Olivier Theatre (National)
It is often a mistake to revisit favourite novels, films or plays. What had seemed fresh and exciting on first viewing frequently lacks that magic ingredient on second viewing.
Therefore, making a trip to see the transfer of This House, the play that I voted for as best of breed when it appeared in the Cottesloe in 2012, represented a calculated risk. Surely a play about political shenanigans behind the scenes 35-40 years ago could not have been that good?
Rae Smith has had to rethink the design for a bigger theatre but even end-on, keeps the spirit of the original with some members of the paying public sharing the green leather benches of the House of Commons with MPs. The shame is that they were not asked to dress the part, far too many looking slovenly amongst the well-dressed politicians.
What had every chance of being a dull history lesson ignoring the main players such as Harold Wilson and Margaret Thatcher is anything but.
This is an exhilarating rollercoaster ride through an era of political upheaval when, like the Conservatives today, the Labour Government of 1974-1979 was either hung, in coalition or had a wafer thin majority.
James Graham realised that in order to tell his story and entertain his audience, it was necessary to combine the cut and thrust of verbal battle, becoming physical when shaggy-haired Michael Heseltine wielded the ceremonial mace, with something more.
That comes in the form of a stream of memorable characters, some like the Whips seen jousting and creating alliances with equal alacrity, while others have odd moments in the spotlight before disappearing back into the history books.
Having dispensed with the ministers, even the Chief Whips, for Labour Bob Mellish and Michael Cocks against Tory Humphrey Atkins, play second fiddle, not to belittle the sterling performances respectively from Phil Daniels, Vincent Franklin and Julian Wadham.
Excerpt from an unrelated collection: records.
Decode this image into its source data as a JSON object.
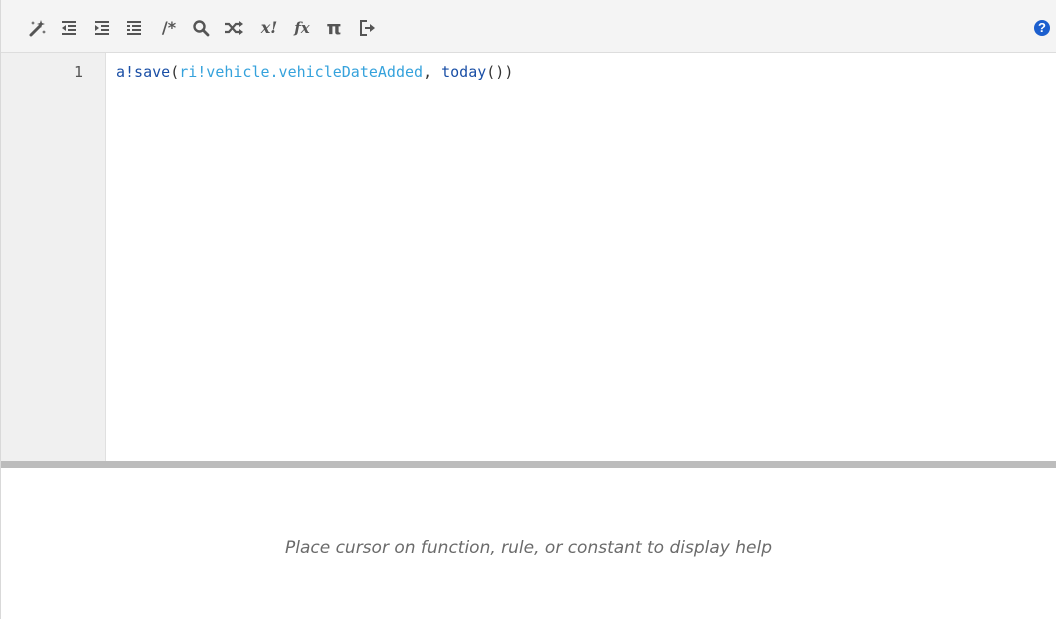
{
  "toolbar": {
    "buttons": [
      {
        "id": "format",
        "icon": "magic-wand-icon",
        "label": ""
      },
      {
        "id": "outdent",
        "icon": "outdent-icon",
        "label": ""
      },
      {
        "id": "indent",
        "icon": "indent-icon",
        "label": ""
      },
      {
        "id": "list",
        "icon": "list-icon",
        "label": ""
      },
      {
        "id": "comment",
        "icon": "comment-icon",
        "label": "/*"
      },
      {
        "id": "search",
        "icon": "search-icon",
        "label": ""
      },
      {
        "id": "shuffle",
        "icon": "shuffle-icon",
        "label": ""
      },
      {
        "id": "variable",
        "icon": "variable-icon",
        "label": "x!"
      },
      {
        "id": "function",
        "icon": "function-icon",
        "label": "fx"
      },
      {
        "id": "constant",
        "icon": "pi-icon",
        "label": "π"
      },
      {
        "id": "exit",
        "icon": "exit-icon",
        "label": ""
      }
    ],
    "help_label": "?"
  },
  "editor": {
    "lines": [
      {
        "number": "1",
        "tokens": {
          "t1": "a!save",
          "t2": "(",
          "t3": "ri!vehicle.vehicleDateAdded",
          "t4": ", ",
          "t5": "today",
          "t6": "())"
        }
      }
    ]
  },
  "help_panel": {
    "message": "Place cursor on function, rule, or constant to display help"
  },
  "colors": {
    "function_token": "#1a4fa6",
    "rule_token": "#35a2dc",
    "help_icon": "#1c5fce",
    "toolbar_bg": "#f4f4f4",
    "gutter_bg": "#f0f0f0",
    "splitter": "#bcbcbc"
  }
}
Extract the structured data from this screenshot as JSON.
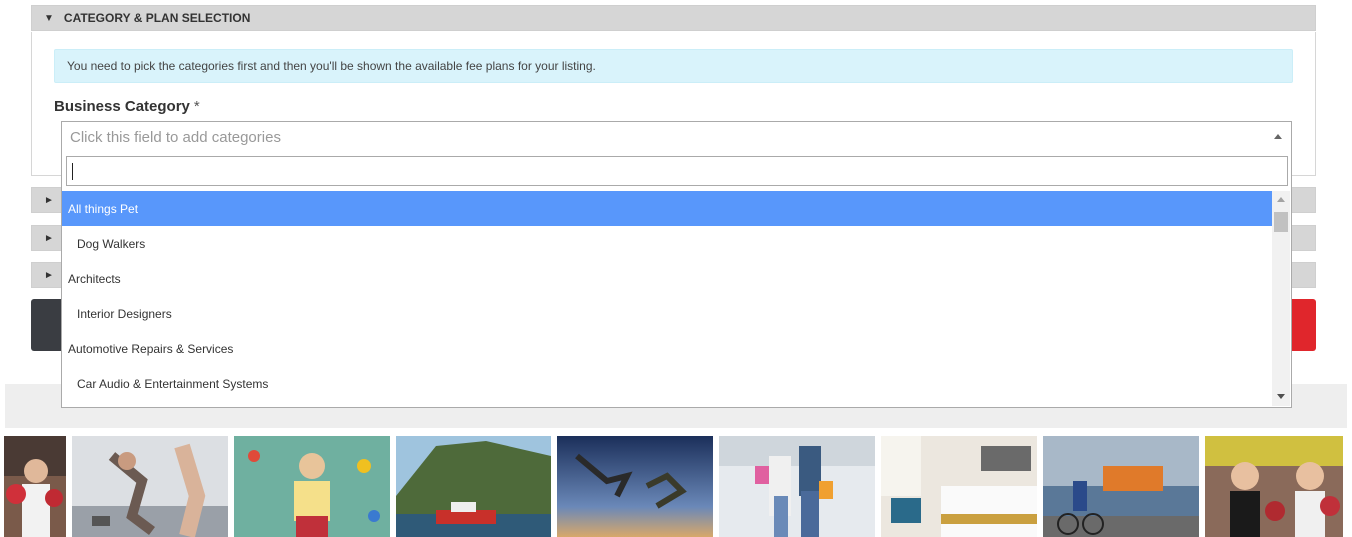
{
  "section": {
    "toggle_icon": "triangle-down-icon",
    "title": "CATEGORY & PLAN SELECTION",
    "info_message": "You need to pick the categories first and then you'll be shown the available fee plans for your listing."
  },
  "business_category": {
    "label": "Business Category",
    "required_mark": "*",
    "placeholder": "Click this field to add categories",
    "search_value": ""
  },
  "collapsed_sections": [
    {
      "icon": "triangle-right-icon",
      "glyph": "►"
    },
    {
      "icon": "triangle-right-icon",
      "glyph": "►"
    },
    {
      "icon": "triangle-right-icon",
      "glyph": "►"
    }
  ],
  "dropdown_options": [
    {
      "label": "All things Pet",
      "level": 0,
      "selected": true
    },
    {
      "label": "Dog Walkers",
      "level": 1,
      "selected": false
    },
    {
      "label": "Architects",
      "level": 0,
      "selected": false
    },
    {
      "label": "Interior Designers",
      "level": 1,
      "selected": false
    },
    {
      "label": "Automotive Repairs & Services",
      "level": 0,
      "selected": false
    },
    {
      "label": "Car Audio & Entertainment Systems",
      "level": 1,
      "selected": false
    }
  ],
  "colors": {
    "section_header_bg": "#d6d6d6",
    "info_bg": "#d9f3fb",
    "selected_option_bg": "#5897fb",
    "dark_button": "#3a3d42",
    "red_button": "#e0262c"
  },
  "photo_strip": [
    "boxing-girl-photo",
    "gym-workout-photo",
    "climbing-wall-photo",
    "coastal-boat-photo",
    "skydivers-photo",
    "shopping-couple-photo",
    "hotel-room-photo",
    "cyclists-harbour-photo",
    "boxing-kids-photo"
  ]
}
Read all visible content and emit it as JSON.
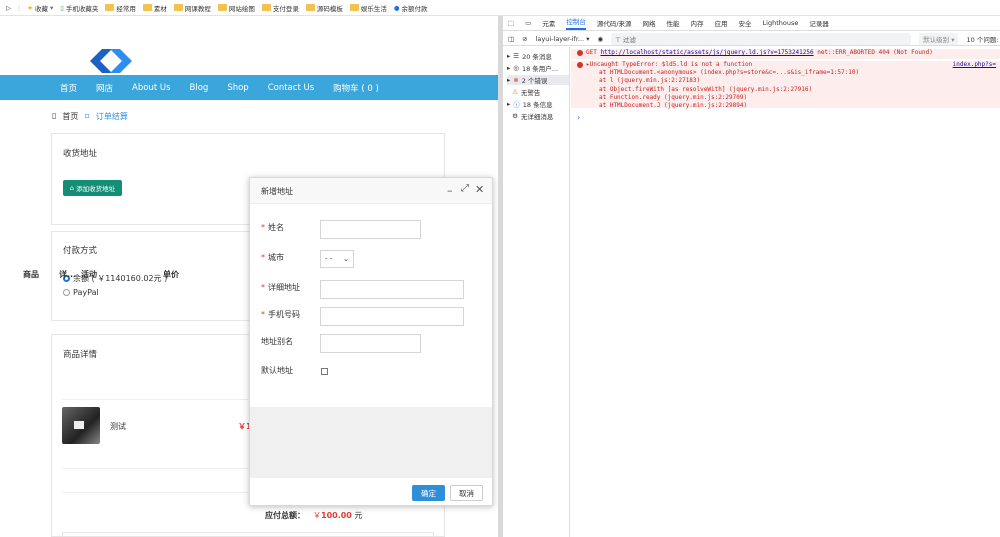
{
  "bookmarks": {
    "items": [
      {
        "label": "收藏",
        "icon": "star-icon"
      },
      {
        "label": "手机收藏夹",
        "icon": "phone-icon"
      },
      {
        "label": "经常用",
        "icon": "folder-icon"
      },
      {
        "label": "素材",
        "icon": "folder-icon"
      },
      {
        "label": "网课教程",
        "icon": "folder-icon"
      },
      {
        "label": "网站绘图",
        "icon": "folder-icon"
      },
      {
        "label": "支付登录",
        "icon": "folder-icon"
      },
      {
        "label": "源码模板",
        "icon": "folder-icon"
      },
      {
        "label": "娱乐生活",
        "icon": "folder-icon"
      },
      {
        "label": "余额付款",
        "icon": "drop-icon"
      }
    ]
  },
  "nav": {
    "items": [
      "首页",
      "网店",
      "About Us",
      "Blog",
      "Shop",
      "Contact Us",
      "购物车 ( 0 )"
    ]
  },
  "breadcrumb": {
    "home": "首页",
    "current": "订单结算"
  },
  "address_panel": {
    "title": "收货地址",
    "add_button": "添加收货地址"
  },
  "payment_panel": {
    "title": "付款方式",
    "options": [
      {
        "label": "余额 ( ￥1140160.02元 )",
        "checked": true
      },
      {
        "label": "PayPal",
        "checked": false
      }
    ]
  },
  "goods_panel": {
    "title": "商品详情",
    "headers": [
      "商品",
      "详...",
      "活动",
      "单价"
    ],
    "row": {
      "name": "测试",
      "price_partial": "￥1"
    }
  },
  "total": {
    "label": "应付总额：",
    "currency": "￥",
    "amount": "100.00",
    "unit": "元"
  },
  "modal": {
    "title": "新增地址",
    "fields": [
      {
        "label": "姓名",
        "required": true
      },
      {
        "label": "城市",
        "required": true,
        "select_value": "- -"
      },
      {
        "label": "详细地址",
        "required": true
      },
      {
        "label": "手机号码",
        "required": true
      },
      {
        "label": "地址别名",
        "required": false
      },
      {
        "label": "默认地址",
        "required": false
      }
    ],
    "ok": "确定",
    "cancel": "取消"
  },
  "devtools": {
    "tabs": [
      "元素",
      "控制台",
      "源代码/来源",
      "网络",
      "性能",
      "内存",
      "应用",
      "安全",
      "Lighthouse",
      "记录器"
    ],
    "active_tab": "控制台",
    "context": "layui-layer-ifr...",
    "filter_placeholder": "过滤",
    "level": "默认级别",
    "issues": "10 个问题:",
    "sidebar": [
      {
        "label": "20 条消息",
        "icon": "list-icon"
      },
      {
        "label": "18 条用户...",
        "icon": "user-icon"
      },
      {
        "label": "2 个错误",
        "icon": "error-icon"
      },
      {
        "label": "无警告",
        "icon": "warning-icon"
      },
      {
        "label": "18 条信息",
        "icon": "info-icon"
      },
      {
        "label": "无详细消息",
        "icon": "bug-icon"
      }
    ],
    "errors": {
      "e1": {
        "prefix": "GET ",
        "url": "http://localhost/static/assets/js/jquery.ld.js?v=1753241256",
        "msg": " net::ERR_ABORTED 404 (Not Found)"
      },
      "e2": {
        "head": "▸Uncaught TypeError: $ld5.ld is not a function",
        "link": "index.php?s=",
        "lines": [
          "at HTMLDocument.<anonymous> (index.php?s=store&c=...s&is_iframe=1:57:10)",
          "at l (jquery.min.js:2:27183)",
          "at Object.fireWith [as resolveWith] (jquery.min.js:2:27916)",
          "at Function.ready (jquery.min.js:2:29709)",
          "at HTMLDocument.J (jquery.min.js:2:29894)"
        ]
      }
    },
    "prompt": "›"
  },
  "colors": {
    "nav": "#3ba6dc",
    "green": "#128f76",
    "primary": "#2f8ed8",
    "error": "#d93025"
  }
}
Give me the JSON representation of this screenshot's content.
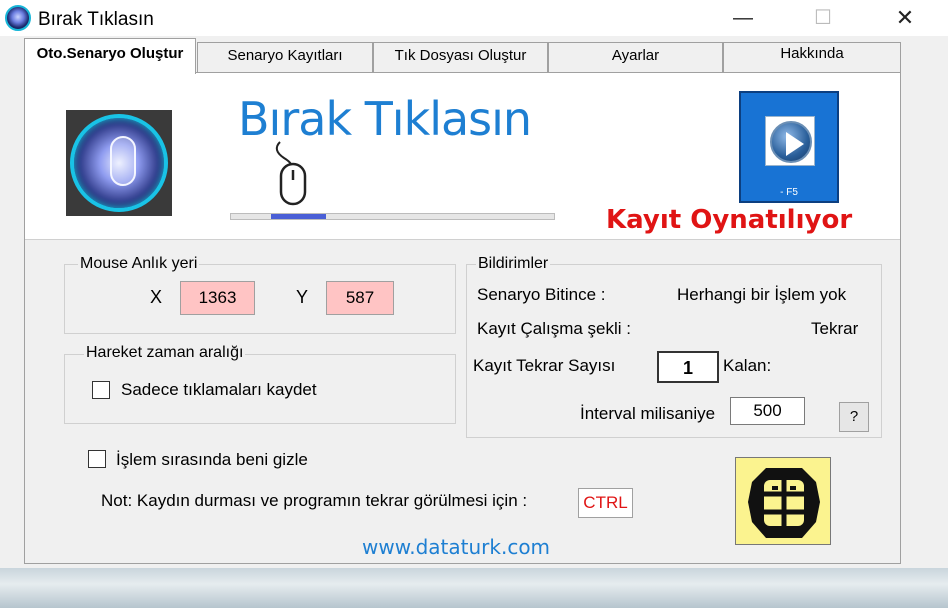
{
  "window": {
    "title": "Bırak Tıklasın",
    "controls": {
      "minimize": "—",
      "maximize": "☐",
      "close": "✕"
    }
  },
  "tabs": [
    {
      "label": "Oto.Senaryo Oluştur",
      "active": true
    },
    {
      "label": "Senaryo Kayıtları",
      "active": false
    },
    {
      "label": "Tık Dosyası Oluştur",
      "active": false
    },
    {
      "label": "Ayarlar",
      "active": false
    },
    {
      "label": "Hakkında",
      "active": false
    }
  ],
  "header": {
    "app_name": "Bırak Tıklasın",
    "progress_fraction": 0.17,
    "play_button": {
      "shortcut_label": "- F5",
      "icon": "play-icon"
    },
    "status": "Kayıt Oynatılıyor",
    "colors": {
      "title": "#1e7fd2",
      "status": "#e01414",
      "play_bg": "#1873d4"
    }
  },
  "mouse_position": {
    "group_title": "Mouse Anlık yeri",
    "x_label": "X",
    "x_value": "1363",
    "y_label": "Y",
    "y_value": "587"
  },
  "interval_group": {
    "group_title": "Hareket zaman aralığı",
    "only_clicks_label": "Sadece tıklamaları kaydet",
    "only_clicks_checked": false
  },
  "notifications": {
    "group_title": "Bildirimler",
    "scenario_end_label": "Senaryo Bitince :",
    "scenario_end_value": "Herhangi bir İşlem yok",
    "run_mode_label": "Kayıt Çalışma şekli :",
    "run_mode_value": "Tekrar",
    "repeat_count_label": "Kayıt Tekrar Sayısı",
    "repeat_count_value": "1",
    "remaining_label": "Kalan:",
    "interval_label": "İnterval milisaniye",
    "interval_value": "500",
    "help_label": "?"
  },
  "hide_option": {
    "label": "İşlem sırasında beni gizle",
    "checked": false
  },
  "note": {
    "text": "Not: Kaydın durması ve programın tekrar görülmesi için :",
    "key": "CTRL"
  },
  "website": "www.dataturk.com"
}
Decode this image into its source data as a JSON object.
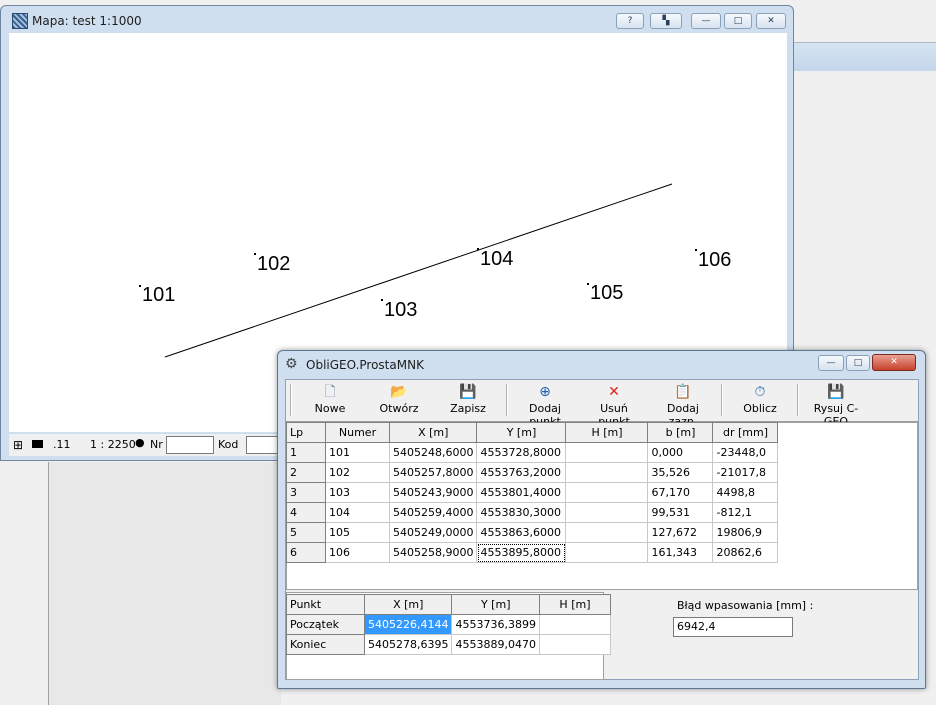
{
  "map_window": {
    "title": "Mapa: test  1:1000",
    "title_buttons": [
      "?",
      "",
      "—",
      "□",
      "✕"
    ],
    "points": [
      {
        "label": "101"
      },
      {
        "label": "102"
      },
      {
        "label": "103"
      },
      {
        "label": "104"
      },
      {
        "label": "105"
      },
      {
        "label": "106"
      }
    ],
    "status": {
      "point_size": ".11",
      "scale": "1 : 2250",
      "nr_label": "Nr",
      "nr_value": "",
      "kod_label": "Kod",
      "kod_value": ""
    }
  },
  "dialog": {
    "title": "ObliGEO.ProstaMNK",
    "toolbar": {
      "nowe": "Nowe",
      "otworz": "Otwórz",
      "zapisz": "Zapisz",
      "dodaj_punkt": "Dodaj punkt",
      "usun_punkt": "Usuń punkt",
      "dodaj_zazn": "Dodaj zazn.",
      "oblicz": "Oblicz",
      "rysuj": "Rysuj C-GEO"
    },
    "points_table": {
      "headers": [
        "Lp",
        "Numer",
        "X [m]",
        "Y [m]",
        "H [m]",
        "b [m]",
        "dr [mm]"
      ],
      "rows": [
        [
          "1",
          "101",
          "5405248,6000",
          "4553728,8000",
          "",
          "0,000",
          "-23448,0"
        ],
        [
          "2",
          "102",
          "5405257,8000",
          "4553763,2000",
          "",
          "35,526",
          "-21017,8"
        ],
        [
          "3",
          "103",
          "5405243,9000",
          "4553801,4000",
          "",
          "67,170",
          "4498,8"
        ],
        [
          "4",
          "104",
          "5405259,4000",
          "4553830,3000",
          "",
          "99,531",
          "-812,1"
        ],
        [
          "5",
          "105",
          "5405249,0000",
          "4553863,6000",
          "",
          "127,672",
          "19806,9"
        ],
        [
          "6",
          "106",
          "5405258,9000",
          "4553895,8000",
          "",
          "161,343",
          "20862,6"
        ]
      ]
    },
    "result_table": {
      "headers": [
        "Punkt",
        "X [m]",
        "Y [m]",
        "H [m]"
      ],
      "rows": [
        [
          "Początek",
          "5405226,4144",
          "4553736,3899",
          ""
        ],
        [
          "Koniec",
          "5405278,6395",
          "4553889,0470",
          ""
        ]
      ]
    },
    "fit_error": {
      "label": "Błąd wpasowania [mm] :",
      "value": "6942,4"
    }
  }
}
The key characters are their deputies, raw Yorkshireman Walter Harrison, now played by Reece Dinsdale (who gives a grittier performance than Philip Glenister in the Cottesloe) and Charles Edwards as patrician Jack Weatherill. Much of the time, they go in for dirty tricks to get their way but there is honour amongst these thieves, movingly so as the play pushes towards its inevitable historical climax.
Back in the day, class was a real issue that separated the parties and this meant that the Whips were either well-heeled middle aged men or rough-spoken, middle aged men.
In such company, the presence of Lauren O'Neil taking the role of 26-year-old Ann (now Baroness) Taylor makes a big impression.
There is also a rich selection of characters such as Christopher Godwin's Doc Broughton, a diehard Labour MP from Batley & Morley, effete Norman St John Stevas and battleaxe Audrey Wise who practically brought her own party down, before Minister Reg Prentice delivered the coup de grace by changing allegiances mid-term.
In addition, Andrew Havill has great fun as the member for Walsall North who faked his own death, the fraudster John Stonehouse and also George Thomas, one of the Speakers who direct the show by identifying each member by constituency.
This is war in all but name and thanks to James Graham's ability to write witty but truthful dialogue and build a thrilling story aided by Jeremy Herrin's assured direction of a large cast playing numerous roles, This House offers as good an evening out as you could hope to enjoy.
If you cannot get to the National or tickets are impossible to beg, steal or borrow, there is a chance to enjoy the experience at one of 250 cinemas across the UK and more worldwide on 16 May.
Philip Fisher interviewed James Graham after the Cottesloe run.
Reviewer: Philip Fisher